The ferry departs promptly at 12PM from the Battery Maritime Building, directly east of the Staten Island Ferry Terminal in Lower Manhattan. The lecture in Pershing Hall is a seven-minute walk from the Soissons Dock on Governors Island. The return ferry to Manhattan is by the 2PM ferry from Governors Island. For ADA access, please contact LMCC.
Free (May 13 – 15): Lower Manhattan Cultural Council’s
Workspace Open Studio Weekend To Premiere Works From New
York’s Most Exciting New Artists And Writers
Workspace: Open Studio Weekend
LMCC Workspace Studios, 125 Maiden Lane, 14th Floor
Open Studio Weekend is the culmination of Workspace, a nine-month residency program that places artists and writers in unique studio spaces in underused office spaces in the Financial District. This free, open-to-the-public open studio event takes place at the LMCC Workspace Studios from May 13th - 15th.
New Yorkers will have a rare opportunity to go behind-the-scenes and see new works by some of the city's most exciting emerging artists and writers. This special event allows the public to meet a wide range of artists and writers working in a variety of media, from painting and sculpture to installation, photography, video, and performance; from poetry and fiction to playwriting and creative non-fiction.

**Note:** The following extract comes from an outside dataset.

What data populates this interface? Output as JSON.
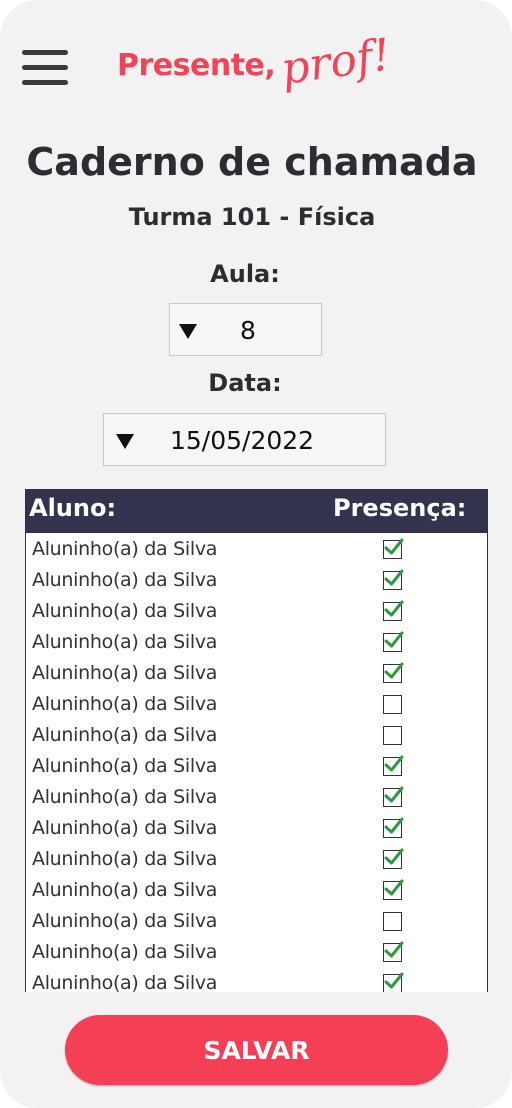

Visitors to Open Studio Weekend are able to tour the studios of current Workspace artists, including Ryan Schneider, whose colorful oil paintings gleaned from his daily life were recently featured in solo exhibitions at the Volta Art Fair and in Budapest, Shana Moulton, a multi-media video and performance artist who recently performed her ongoing project Whispering Pines at the New Museum, and is using her studio to prepare for an upcoming performance at the Center for Curatorial Studios at Bard College, and Melissa Seley, a creative non-fiction and editorial writer, who frequently contributes to Paper Magazine, and is working on a new memoir.
Workspace has established itself as one of New York City’s premiere breeding grounds for new artists and writers, shining early spotlights on the talents of Sanford Biggers, Beth Campbell, and Kate Gilmore.